Return each line of the listing in which the word "charge" appears.
Segment Open
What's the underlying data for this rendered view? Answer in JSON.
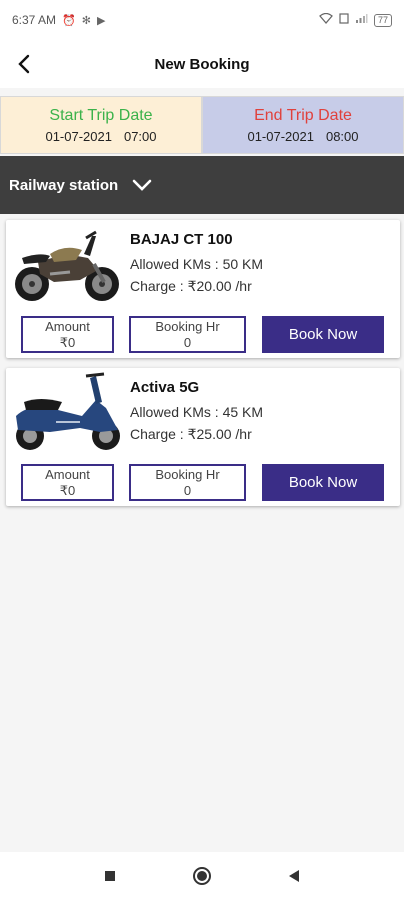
{
  "status_bar": {
    "time": "6:37 AM",
    "battery": "77",
    "icons": [
      "alarm-icon",
      "settings-icon",
      "media-icon",
      "wifi-icon",
      "sim-icon",
      "signal-icon",
      "battery-icon"
    ]
  },
  "app_bar": {
    "title": "New Booking",
    "back_icon": "back-arrow-icon"
  },
  "trip_dates": {
    "start": {
      "label": "Start Trip Date",
      "date": "01-07-2021",
      "time": "07:00",
      "color": "#3bb24a",
      "bg": "#fdefd6"
    },
    "end": {
      "label": "End Trip Date",
      "date": "01-07-2021",
      "time": "08:00",
      "color": "#e0413c",
      "bg": "#c7cce8"
    }
  },
  "location": {
    "label": "Railway station",
    "icon": "chevron-down-icon"
  },
  "vehicles": [
    {
      "name": "BAJAJ CT 100",
      "kms": "Allowed KMs : 50 KM",
      "charge": "Charge : ₹20.00 /hr",
      "amount_label": "Amount",
      "amount_value": "₹0",
      "hours_label": "Booking Hr",
      "hours_value": "0",
      "book_label": "Book Now"
    },
    {
      "name": "Activa 5G",
      "kms": "Allowed KMs : 45 KM",
      "charge": "Charge : ₹25.00 /hr",
      "amount_label": "Amount",
      "amount_value": "₹0",
      "hours_label": "Booking Hr",
      "hours_value": "0",
      "book_label": "Book Now"
    }
  ],
  "theme": {
    "accent": "#3a2d87",
    "location_bg": "#3e3e3e"
  },
  "nav": {
    "icons": [
      "recents-square-icon",
      "home-circle-icon",
      "back-triangle-icon"
    ]
  }
}
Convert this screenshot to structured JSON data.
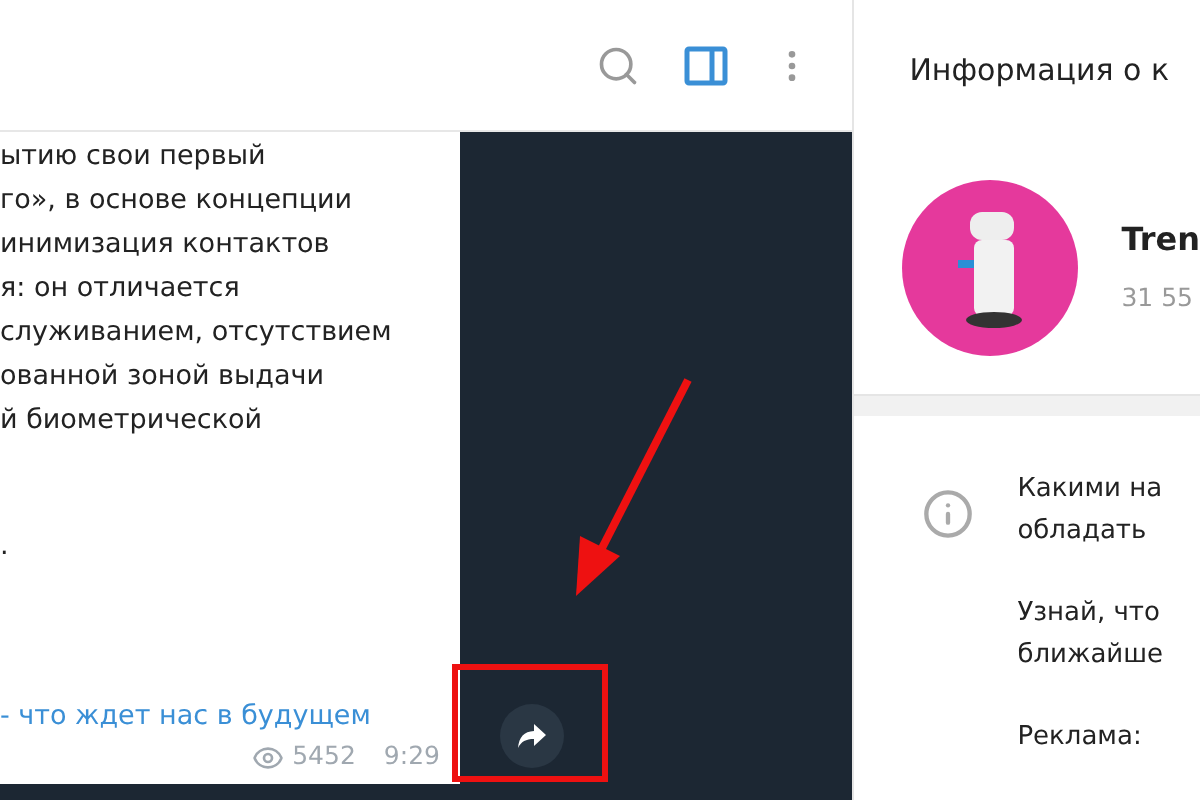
{
  "message": {
    "paragraphs": [
      [
        "ытию свои первый",
        "го», в основе концепции",
        "инимизация контактов",
        "я: он отличается",
        "служиванием, отсутствием",
        "ованной зоной выдачи",
        "й биометрической"
      ],
      [
        "."
      ]
    ],
    "link": "- что ждет нас в будущем",
    "views": "5452",
    "time": "9:29"
  },
  "info_panel": {
    "title": "Информация о к",
    "channel_name": "Tren",
    "subscribers": "31 55",
    "description": [
      [
        "Какими на",
        "обладать"
      ],
      [
        "Узнай, что",
        "ближайше"
      ],
      [
        "Реклама:"
      ]
    ]
  }
}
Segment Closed
SOLVED PROBLEM:
      "charge": "Charge : ₹20.00 /hr",
      "charge": "Charge : ₹25.00 /hr",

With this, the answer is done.